August 31, 2017

Survey Results: Board Approval of Form 10-K

Here’s the results from our recent survey on board approval of the 10-K:

1. When it comes to approving the filing of the Form 10-K with the SEC, our company’s full board:
– Convenes telephonically to approve it – 48%
– Relies on the audit committee to convene telephonically to approve it – 48%
– Management already has the board’s power of attorney to sign the 10-K, so there’s no audit committee or board meeting to approve it – 5%

2. When our directors are given a chance to comment on a draft of the 10-K, we typically receive back:
– No substantive questions or comments – 21%
– 1-2 substantive questions or comments – 43%
– 3-5 substantive questions or comments – 21%
– More than 5 substantive questions or comments – 15%

Please take a moment to participate anonymously in our “Quick Survey on Pay Ratio Medians” – and our “Quick Survey on Director Compensation.”

Dual-Class Structures: Does the Market Already Have a Fix?

Liz recently blogged about the decision of major indices to exclude “dual-class” companies that offer minimal voting rights to public shareholders. The debate about dual-class companies continues to rage – but this recent study suggests that the market may already have a solution, in the form of investors’ demand for a “risk premium” for these stocks. Here’s the abstract:

Critics advocate eliminating dual class shares. We find that founding families control 89% of dual class firms, potentially confounding economic inferences regarding limited voting shares. To identify the impact of dual class structures on outside shareholders, we examine stock price returns; finding that dual-class family firms earn excess returns of 350 basis points more per year than the benchmark.

Institutional owners garner a disproportionate fraction of these returns by holding over 97% of their floated shares. Overall, we show that investors demand a risk premium for holding dual-class family firms, suggesting a market-driven resolution to concerns about limited voting shares.

If the study’s right, these above-market returns may go a long way to explaining why – despite their harrumphing – institutions continue to throw money into these stocks.

Meanwhile, this LA Times article notes that tech companies are not likely to bow to S&P’s new dual-class rules…

Nasdaq to Dual-Class Companies: “We’ve Got Your Back”

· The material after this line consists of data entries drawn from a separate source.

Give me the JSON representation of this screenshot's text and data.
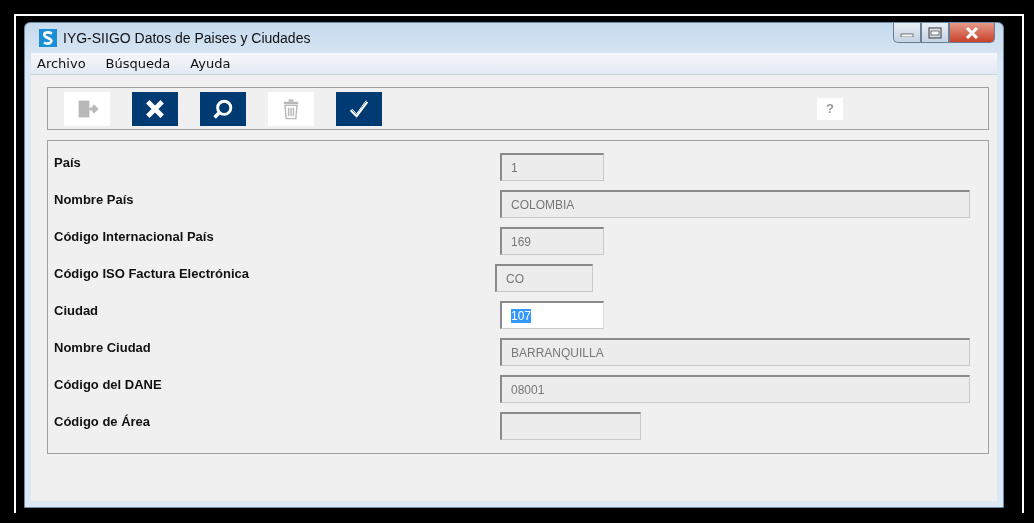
{
  "window": {
    "title": "IYG-SIIGO Datos de Paises y Ciudades"
  },
  "menu": [
    {
      "label": "Archivo"
    },
    {
      "label": "Búsqueda"
    },
    {
      "label": "Ayuda"
    }
  ],
  "toolbar": [
    {
      "kind": "exit",
      "disabled": true
    },
    {
      "kind": "cancel",
      "disabled": false
    },
    {
      "kind": "search",
      "disabled": false
    },
    {
      "kind": "delete",
      "disabled": true
    },
    {
      "kind": "confirm",
      "disabled": false
    }
  ],
  "help_button": {
    "label": "?",
    "disabled": true
  },
  "fields": [
    {
      "label": "País",
      "value": "1",
      "kind": "short",
      "disabled": true,
      "text_selected": false
    },
    {
      "label": "Nombre País",
      "value": "COLOMBIA",
      "kind": "long",
      "disabled": true,
      "text_selected": false
    },
    {
      "label": "Código Internacional País",
      "value": "169",
      "kind": "short",
      "disabled": true,
      "text_selected": false
    },
    {
      "label": "Código ISO Factura Electrónica",
      "value": "CO",
      "kind": "tiny",
      "disabled": true,
      "text_selected": false
    },
    {
      "label": "Ciudad",
      "value": "107",
      "kind": "short",
      "disabled": false,
      "text_selected": true
    },
    {
      "label": "Nombre Ciudad",
      "value": "BARRANQUILLA",
      "kind": "long",
      "disabled": true,
      "text_selected": false
    },
    {
      "label": "Código del DANE",
      "value": "08001",
      "kind": "long",
      "disabled": true,
      "text_selected": false
    },
    {
      "label": "Código de Área",
      "kind": "medium",
      "disabled": true,
      "text_selected": false
    }
  ]
}
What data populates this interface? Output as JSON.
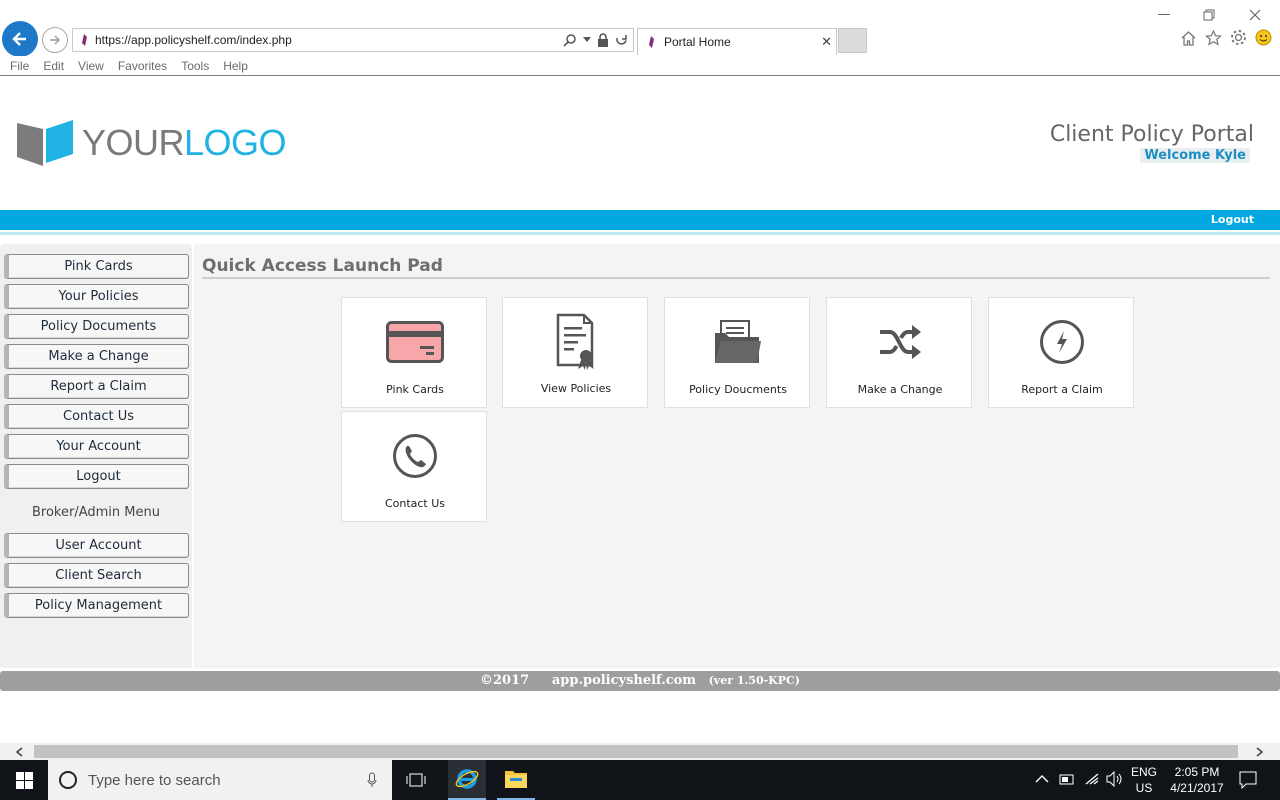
{
  "browser": {
    "url": "https://app.policyshelf.com/index.php",
    "tab_title": "Portal Home",
    "menu": [
      "File",
      "Edit",
      "View",
      "Favorites",
      "Tools",
      "Help"
    ]
  },
  "header": {
    "logo_word1": "YOUR",
    "logo_word2": "LOGO",
    "portal_title": "Client Policy Portal",
    "welcome": "Welcome Kyle",
    "logout": "Logout"
  },
  "sidebar": {
    "items": [
      "Pink Cards",
      "Your Policies",
      "Policy Documents",
      "Make a Change",
      "Report a Claim",
      "Contact Us",
      "Your Account",
      "Logout"
    ],
    "admin_heading": "Broker/Admin Menu",
    "admin_items": [
      "User Account",
      "Client Search",
      "Policy Management"
    ]
  },
  "main": {
    "title": "Quick Access Launch Pad",
    "tiles": [
      {
        "label": "Pink Cards",
        "icon": "credit-card-icon"
      },
      {
        "label": "View Policies",
        "icon": "certificate-document-icon"
      },
      {
        "label": "Policy Doucments",
        "icon": "folder-documents-icon"
      },
      {
        "label": "Make a Change",
        "icon": "shuffle-icon"
      },
      {
        "label": "Report a Claim",
        "icon": "lightning-circle-icon"
      },
      {
        "label": "Contact Us",
        "icon": "phone-circle-icon"
      }
    ]
  },
  "footer": {
    "copyright": "©2017",
    "domain": "app.policyshelf.com",
    "version": "(ver 1.50-KPC)"
  },
  "taskbar": {
    "search_placeholder": "Type here to search",
    "lang1": "ENG",
    "lang2": "US",
    "time": "2:05 PM",
    "date": "4/21/2017"
  },
  "colors": {
    "accent_blue": "#00a7e1",
    "logo_blue": "#1fb2e3",
    "card_pink": "#f7a6aa"
  }
}
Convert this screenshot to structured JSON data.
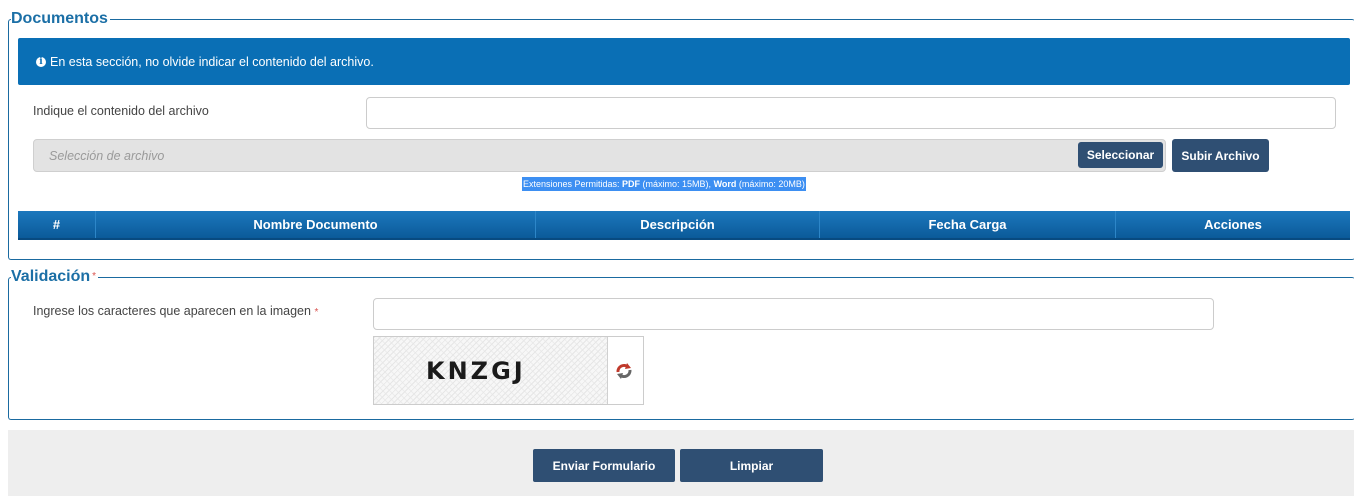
{
  "documentos": {
    "legend": "Documentos",
    "alert_text": "En esta sección, no olvide indicar el contenido del archivo.",
    "content_label": "Indique el contenido del archivo",
    "content_value": "",
    "file_placeholder": "Selección de archivo",
    "select_button": "Seleccionar",
    "upload_button": "Subir Archivo",
    "ext_prefix": "Extensiones Permitidas: ",
    "ext_pdf": "PDF",
    "ext_pdf_limit": " (máximo: 15MB), ",
    "ext_word": "Word",
    "ext_word_limit": " (máximo: 20MB)",
    "table_headers": [
      "#",
      "Nombre Documento",
      "Descripción",
      "Fecha Carga",
      "Acciones"
    ]
  },
  "validacion": {
    "legend": "Validación",
    "required_mark": "*",
    "captcha_label": "Ingrese los caracteres que aparecen en la imagen",
    "captcha_required": "*",
    "captcha_value": "",
    "captcha_text": "KNZGJ"
  },
  "footer": {
    "submit_button": "Enviar Formulario",
    "clear_button": "Limpiar"
  },
  "colors": {
    "accent": "#1b6fa6",
    "alert_bg": "#0a6fb5",
    "button_dark": "#2f4f73",
    "required": "#d9534f"
  }
}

The major indices may have “unfriended” dual-class companies like Snap, but this “Institutional Investor” article says that Nasdaq remains happy to provide a home for them.  Here’s an excerpt:

Nelson Griggs, head of global listings at the Nasdaq Stock Market, said Nasdaq supports companies that want to go public with a dual-class structure, as long as investors know what they’re getting into.  Companies often use multiple share classes – each with different voting rights – to help founders and CEOs maintain control or as a tool to fend off activists. Technology and media companies have been among the biggest users of multiple share classes.

“In the U.S., if companies disclose that they have multiple share classes, then investors can make a decision on whether they want to be a financial owner,” said Griggs. “We think it’s in the best interests of companies to have that option.”

With fewer companies going public, new listings are hard to come by – and companies with dual-class structures represent 10% of Nasdaq’s listings.  That’s up from 2% a decade ago.  You do the math.

John Jenkins